I swiftly wrote the above notice using a handy formula called the "five W's." For publicity and news purposes it will never let you down. It states "Who, What, When, Where, and Why", and – welcome to the 21st century! – "How Much?" Also, for "Where," it has become very important in the age of GPS to indicate the whole street address including the zip code. Keep it short! That way, editors will keep their meathooks off of it.

"Ask not" how YOUR event was the one that got lost in the welter. "Ask what you can do to fix the problem caused by neglecting your own publicity."

Jan 03
Written by

Unagented YA Manuscripts Sought

Wide open market for UNAGENTED young adult fiction -- a new Harlequin imprint, actually -- reported on Tricia Grissom's Coffee and Critique blog. I know that you know somebody with a YA novel, so please pass the information on.

Jan 02
Written by

Spring Course in Advanced Creative Nonfiction

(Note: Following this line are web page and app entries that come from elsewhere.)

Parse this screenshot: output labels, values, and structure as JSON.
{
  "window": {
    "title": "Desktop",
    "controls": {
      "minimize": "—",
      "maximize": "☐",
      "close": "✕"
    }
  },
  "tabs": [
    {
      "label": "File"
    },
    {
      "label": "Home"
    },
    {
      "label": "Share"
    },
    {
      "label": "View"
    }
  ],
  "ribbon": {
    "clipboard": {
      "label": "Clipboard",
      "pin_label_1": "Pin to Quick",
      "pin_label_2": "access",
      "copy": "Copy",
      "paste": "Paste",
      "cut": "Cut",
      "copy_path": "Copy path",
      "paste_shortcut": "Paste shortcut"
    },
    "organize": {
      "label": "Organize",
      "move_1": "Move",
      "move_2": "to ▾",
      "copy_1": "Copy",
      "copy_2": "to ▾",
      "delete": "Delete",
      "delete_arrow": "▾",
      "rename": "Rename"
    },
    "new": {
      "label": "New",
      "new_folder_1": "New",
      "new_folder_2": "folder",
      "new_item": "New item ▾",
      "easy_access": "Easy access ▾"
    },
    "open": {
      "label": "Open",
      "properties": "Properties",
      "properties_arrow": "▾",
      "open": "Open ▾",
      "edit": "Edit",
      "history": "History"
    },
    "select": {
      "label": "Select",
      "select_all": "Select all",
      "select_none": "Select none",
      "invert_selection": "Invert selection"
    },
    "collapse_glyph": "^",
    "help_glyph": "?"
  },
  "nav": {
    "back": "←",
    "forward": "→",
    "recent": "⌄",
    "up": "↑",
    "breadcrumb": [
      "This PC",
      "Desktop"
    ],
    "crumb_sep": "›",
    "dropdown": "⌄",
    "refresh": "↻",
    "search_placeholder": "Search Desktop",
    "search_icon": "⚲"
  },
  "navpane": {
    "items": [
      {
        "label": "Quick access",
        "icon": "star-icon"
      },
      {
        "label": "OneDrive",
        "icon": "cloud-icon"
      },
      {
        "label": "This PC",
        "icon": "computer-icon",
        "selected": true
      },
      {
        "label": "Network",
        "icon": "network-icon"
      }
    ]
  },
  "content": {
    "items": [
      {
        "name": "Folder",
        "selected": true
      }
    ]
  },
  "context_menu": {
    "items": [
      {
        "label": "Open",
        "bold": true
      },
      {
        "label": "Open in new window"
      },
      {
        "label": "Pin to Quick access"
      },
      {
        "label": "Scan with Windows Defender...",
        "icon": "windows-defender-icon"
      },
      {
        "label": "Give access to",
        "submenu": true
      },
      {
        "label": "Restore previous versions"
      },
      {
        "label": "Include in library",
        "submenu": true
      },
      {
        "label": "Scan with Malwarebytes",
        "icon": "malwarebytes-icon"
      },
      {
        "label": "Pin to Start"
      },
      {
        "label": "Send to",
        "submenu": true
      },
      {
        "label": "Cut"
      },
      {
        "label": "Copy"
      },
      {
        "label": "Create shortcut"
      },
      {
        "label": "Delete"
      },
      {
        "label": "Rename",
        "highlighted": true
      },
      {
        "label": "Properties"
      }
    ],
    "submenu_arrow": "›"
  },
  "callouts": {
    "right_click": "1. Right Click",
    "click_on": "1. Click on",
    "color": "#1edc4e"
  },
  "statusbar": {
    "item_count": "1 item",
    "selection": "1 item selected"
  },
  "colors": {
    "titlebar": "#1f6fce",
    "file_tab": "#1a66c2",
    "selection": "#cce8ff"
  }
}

If you're working on nonfiction and need a workshop, I'm teaching an evening workshop called Nonfiction Seminar at University College, Washington University, this spring. It's a 3-credit workshop course for memoir, essay, biography, travelogues, and nature writing; or narrative, as-told-to and other forms of creative nonfiction. The course emphasizes professionalism and publishability.

The course meets Tuesdays, 6:00-8:30 p.m., begins January 13 and ends May 5. I am happy to answer any questions. Please pass the word. Thank you.

To register, go to ucollege.wustl.edu and click "Courses and Registration" The course number is U11 313, under English Composition, and tuition is $1495.

I'm also teaching a course Thursday evenings, same place, U11 323, called The Art of the Personal Essay.

Jan 01
Written by

Shame on You for Selling Your Books

If any empire deserves to crumble, it's publishing as we have known it. This good New York Times article discusses online amateur book dealing. When you sell your used books on Amazon it bothers publishers no end because they get paid for the book only once. Maybe like their writers they should get used to being paid only once.

By comparison, a publisher of eBooks can charge for every download, although texts must be priced more affordably. But easy and instantaneous transactions mean the publisher sells more -- even when downloaded books get passed around. More sales and no middlemen mean a bigger chunk of the profits can go to the writers -- not the current lousy 10 to 15 percent.

According to the article, brick-and-mortar bookstores must go down with the ship, and that's sad. But the best ones will adapt, mostly the smaller independent ones. They've been pulling for the writers all along, and we will pull for them. Don't confuse the demise of traditional NYC-centered publishing with the demise of books or reading.
Jan 13
Written by

Stealing Poetry

True story from out East: Poet's chapbook is published by a good chapbook press. Has a terrific poem in it that a high-school girl types up as her own and submits to young-people's poetry contests, such as Scholastic's. She wins top prize in THREE contests and $5000. Prizes help her get into a high-prestige school and rev up to become a writer.

Then the little scamp is found out. Publisher can't sue because after publication the rights to the poems reverted to the author. Poet hasn't got a legal leg to stand on: poet did not register a Library of Congress copyright for the individual poem, and probably couldn't have afforded to, at $35 (electronic) or $45 (on paper) fee per poem, a serious artificial difficulty. From the thief they got a written confession (to show her college dean!) and a promise to pay the prize money back to the prize-givers, and that is all.

This is not even an Internet-theft story! It would have been easy and quick to catch such a thief on the Internet; just Google! Want to protect what you have on the Net? Stamp it with your choice of one of the licenses available free from Creativecommons.org.

Stuff you printed, that isn't online -- what this story shows is THAT is now the thing to sweat about!

Granted that this story is a very unusual one, because the poem made money. And it is one of only three poetry-theft stories that I have personally heard about in the past 30 years.